Another issue comes up when scanning the shot log of Anthony Davis. So far this series Davis is shooting just 5-17 beyond ten feet. Of those 17 shots just five came with a defender within four feet, and AD made just one of those attempts. Subtracting out those defended attempts leaves Davis going 4-12 on open mid range shots, well below his season average of 45.2% on open jumpers beyond four feet. As a team shooting 30.3% on shots converted all season at a 41% clip has had a noticeable drag on offensive efficiency.

Make Shots

I write this almost every game preview and it continues to be true. For the Pelicans to win they need to make open shots. 30% from mid range is abysmal, and Anthony Davis shooting 33% from that area is very likely to change when the series moves to the Smoothie King Center. New Orleans has yet to produce a real quality performance shooting the ball, shooting 35.7% on uncontested looks on Saturday and improving to just 41.7% on Monday night. The Warriors have been far more consistent; 51.6% in game one and 51.2% in game two.

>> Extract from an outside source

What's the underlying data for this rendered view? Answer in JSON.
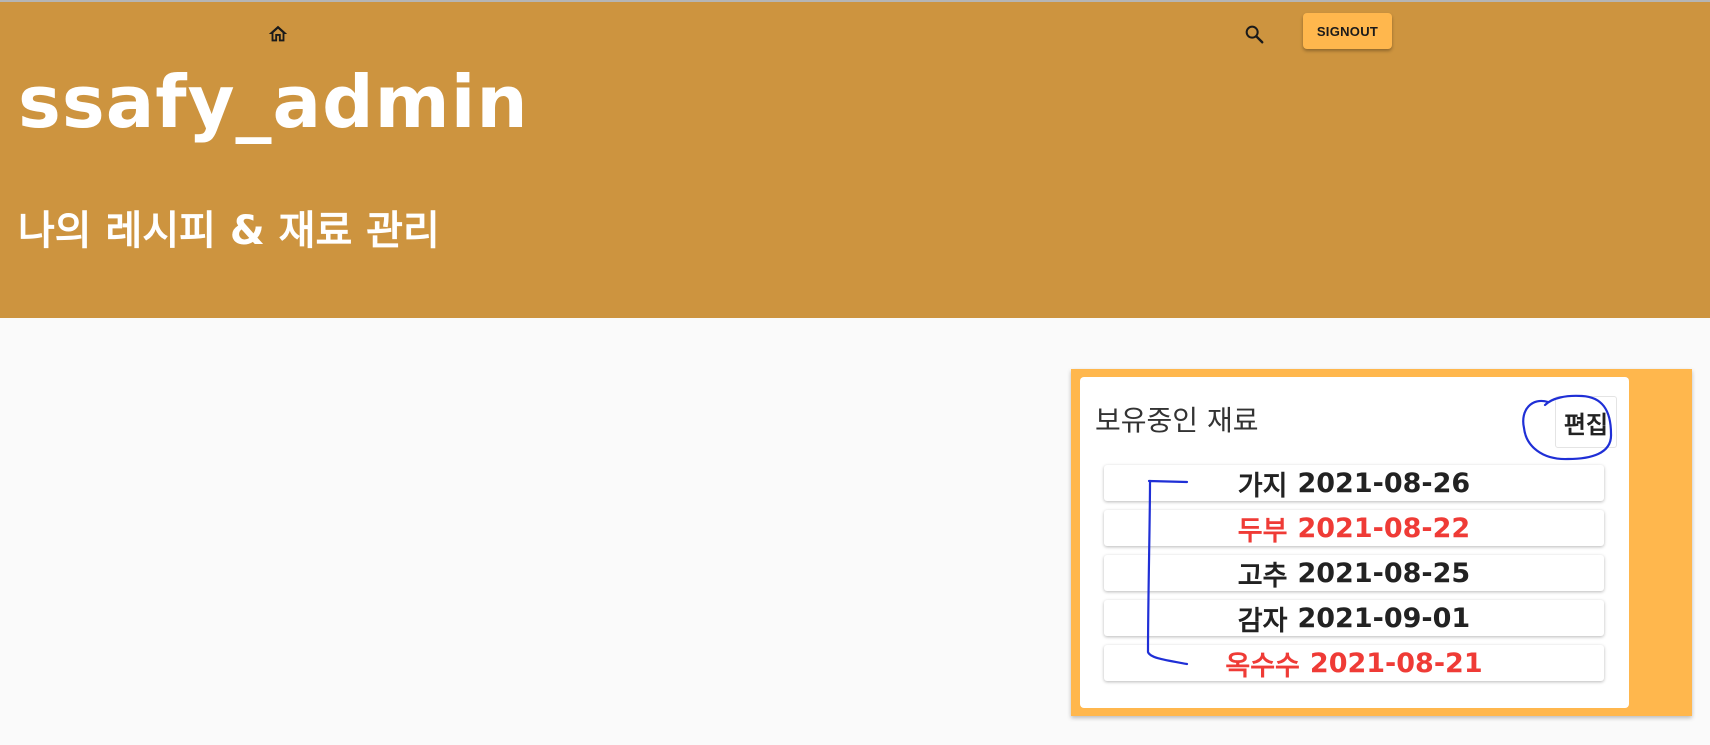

For this team to upset one of the greatest teams in NBA history simply creating more open shots (78 to 74) is not enough. Those open looks must convert into points. All this before talking about rotations, the minute load on Anthony Davis, and any number of other quibbles with the game plan. Big picture from a "get to the right spot, do the right thing" the Pelicans have executed.

Now they need to put the ball through the net.